The economy is in desperate need of help. Some economists are forecasting that the economy will shrink this year for the first time in almost two decades.
In line with Nazarbayev’s order, issued on February 10, 1.5 trillion tenge ($4 billion) worth of assets will be withdrawn from the state pension fund — a quarter of its total holdings of nearly 6 trillion tenge — to help plug holes in the budget deficit and support small businesses and infrastructure projects.
Police in Tajikistan have reportedly arrested Salafist leader Muhammadi Rahmatullo in what appears on first sight to be an extension of the extensive crackdown against the country’s devout Muslims.
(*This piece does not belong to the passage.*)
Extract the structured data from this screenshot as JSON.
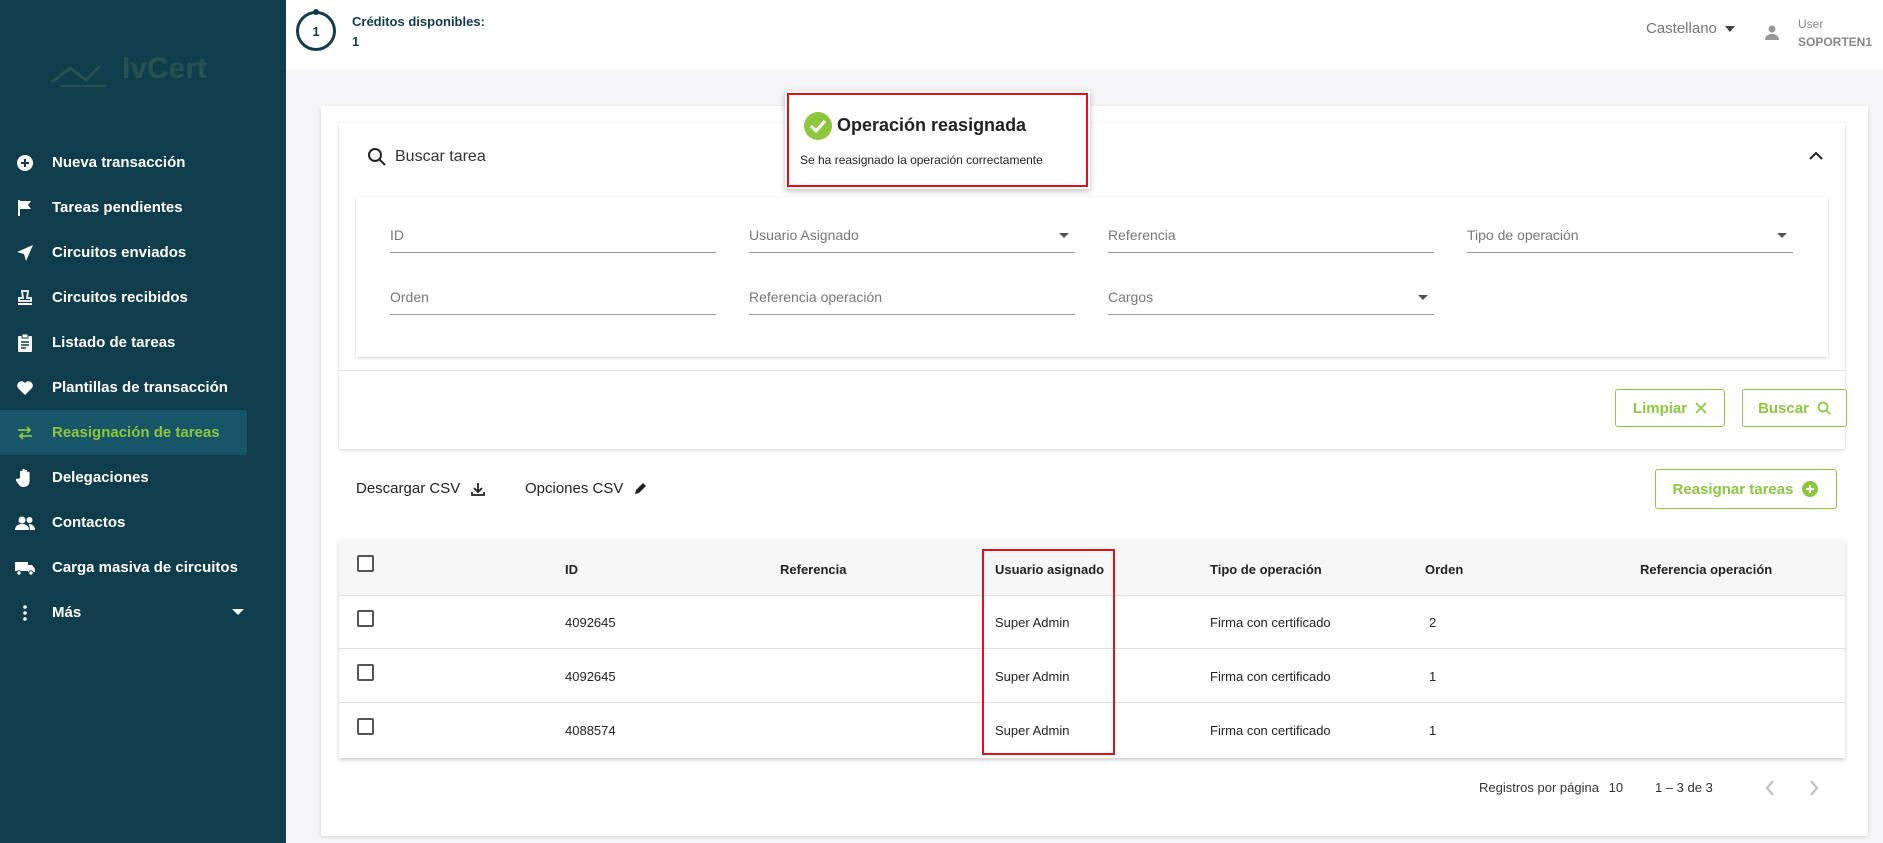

Some aspects of Rahmatullo’s activities, however, hint at a slightly less straightforward story.
Radio Free Europe/Radio Liberty’s Tajik service, Ozodi, reported on February 11 that Rahmatullo, who is better known as Mullah Muhammadi, faces three charges, including one for allegedly inciting religious tensions.
Not much is known about Rahmatullo.
In January 2015, local media cited his relatives as saying that he had been detained by police, but the Interior Ministry later denied the report.
Some time later, weekly newspaper Faraj published an article under Rahmatullo’s byline in which the writer condemned the opposition Islamic Renaissance Party of Tajikistan (IRPT), which has since been banned and designated a terrorist organization.
In the piece, Rahmatullo claimed that the IRPT was financed by “foreign governments” and argued that Tajikistan had no need for such parties.
He further stated that the IRPT was to blame for the devastating civil war of the 1990s and said the party had links to Iran. He suggested that the IRPT should be disbanded.
Despite being a member of a group also designated as an extremist organization, Rahmatullo had his piece published in several other publications, including ones owned by the government, as well as on the site of the ruling National Democratic Party of Tajikistan.
Another Salafist, Eshoni Sirojiddin, was also enlisted to smear the IRPT. Sirojiddin was jailed in 2009 along with his son, but was later released in an amnesty. He is still believed to be out of prison.